    Few studies
    Poorly powered
    Mindfulness fully present without judgement
    Narrative driven workshops
    Dot theory
    Abcd of dignity conserving care
    Attitude, behavior, compassion dialogue
  • 29. Bibilography
    Vachon MLS. The stress of professional caregivers. Oxford Textbook of Palliative Medicine 3rd edition (2004). p992-1004.
    Vachon MLS, Muller M. Burnout and symptoms of stress in staff working in palliative care. Oxford Handbook of Psychiatry in Palliative Care (2009). p236-264.
    Ramirez AJ, Graham J, Richards MA, Cull A, Gregory WM, Leaning MS, Snashall DC, Timothy AR. Burnout and psychiatric disorder among cancer clinicians. Br J Cancer. 1995 Jun;71(6):1263-9.
    TurnipseedDL Jr. Burnout among hospice nurses: an empirical assessment. Hosp J. 1987 Summer-Fall;3(2-3):105-19.
    Woolley H, Stein A, Forrest GC, Baum JD. Staff stress and job satisfaction at a children's hospice. Arch Dis Child. 1989 Jan;64(1):114-8.
    MallettK, Price JH, Jurs SG, Slenker S. Relationships among burnout, death anxiety, and social support in hospice and critical care nurses. Psychol Rep. 1991 Jun;68(3 Pt 2):1347-59.
    Bram PJ, Katz LF. A study of burnout in nurses working in hospice and hospital oncology settings. OncolNurs Forum. 1989 Jul-Aug;16(4):555-60.

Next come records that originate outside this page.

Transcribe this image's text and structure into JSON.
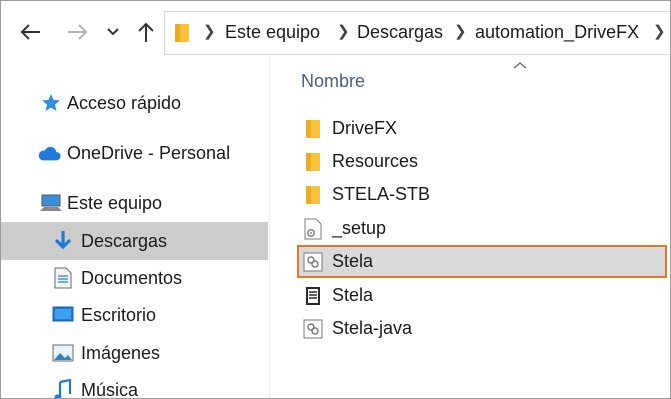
{
  "toolbar": {
    "back_icon": "back-arrow-icon",
    "forward_icon": "forward-arrow-icon",
    "recent_icon": "chevron-down-icon",
    "up_icon": "up-arrow-icon"
  },
  "breadcrumb": [
    "Este equipo",
    "Descargas",
    "automation_DriveFX"
  ],
  "nav": {
    "items": [
      {
        "label": "Acceso rápido",
        "icon": "star-icon"
      },
      {
        "label": "OneDrive - Personal",
        "icon": "cloud-icon"
      },
      {
        "label": "Este equipo",
        "icon": "computer-icon"
      },
      {
        "label": "Descargas",
        "icon": "download-icon"
      },
      {
        "label": "Documentos",
        "icon": "document-icon"
      },
      {
        "label": "Escritorio",
        "icon": "desktop-icon"
      },
      {
        "label": "Imágenes",
        "icon": "image-icon"
      },
      {
        "label": "Música",
        "icon": "music-icon"
      }
    ]
  },
  "content": {
    "column_header": "Nombre",
    "files": [
      {
        "name": "DriveFX",
        "icon": "folder-icon"
      },
      {
        "name": "Resources",
        "icon": "folder-icon"
      },
      {
        "name": "STELA-STB",
        "icon": "folder-icon"
      },
      {
        "name": "_setup",
        "icon": "settings-file-icon"
      },
      {
        "name": "Stela",
        "icon": "script-file-icon"
      },
      {
        "name": "Stela",
        "icon": "executable-file-icon"
      },
      {
        "name": "Stela-java",
        "icon": "script-file-icon"
      }
    ]
  },
  "colors": {
    "selected_nav": "#cccccc",
    "highlight_border": "#e07a25",
    "folder": "#f8c33a",
    "accent_blue": "#1e7ad6"
  }
}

    Gambles M, Wilkinson SM, Dissanayake C. What are you like?: A personality profile of cancer and palliative care nurses in the United kingdom. Cancer Nurs. 2003 Apr;26(2):97-104.
    KobasaSC. Stressful life events, personality, and health: an inquiry into hardiness. J Pers Soc Psychol. 1979 Jan;37(1):1-11.
    KobasaSC, Maddi SR, Kahn S. Hardiness and health: a prospective study. J Pers Soc Psychol. 1982 Jan;42(1):168-77.
    KashKM, Holland JC, Breitbart W, Berenson S, Dougherty J, Ouellette-Kobasa S, Lesko L. Stress and burnout in oncology. Oncology (Williston Park). 2000 Nov;14(11):1621-33; discussion 1633-4, 1636-7.
    PapadatouD, Anagnostopoulos F, Monos D. Factors contributing to the development of burnout in oncology nursing. Br J Med Psychol. 1994 Jun;67 ( Pt 2):187-99.
    AmentaMM. Traits of hospice nurses compared with those who work in traditional settings. J Clin Psychol. 1984 Mar;40(2):414-20.
    Sinclair S, Raffin S, Pereira J, Guebert N. Collective soul: the spirituality of an interdisciplinary palliative care team. Palliat Support Care. 2006 Mar;4(1):13-24.
    Hawkins AC, Howard RA, Oyebode JR. Stress and coping in hospice nursing staff. The impact of attachment styles. Psychooncology. 2007 Jun;16(6):563-72.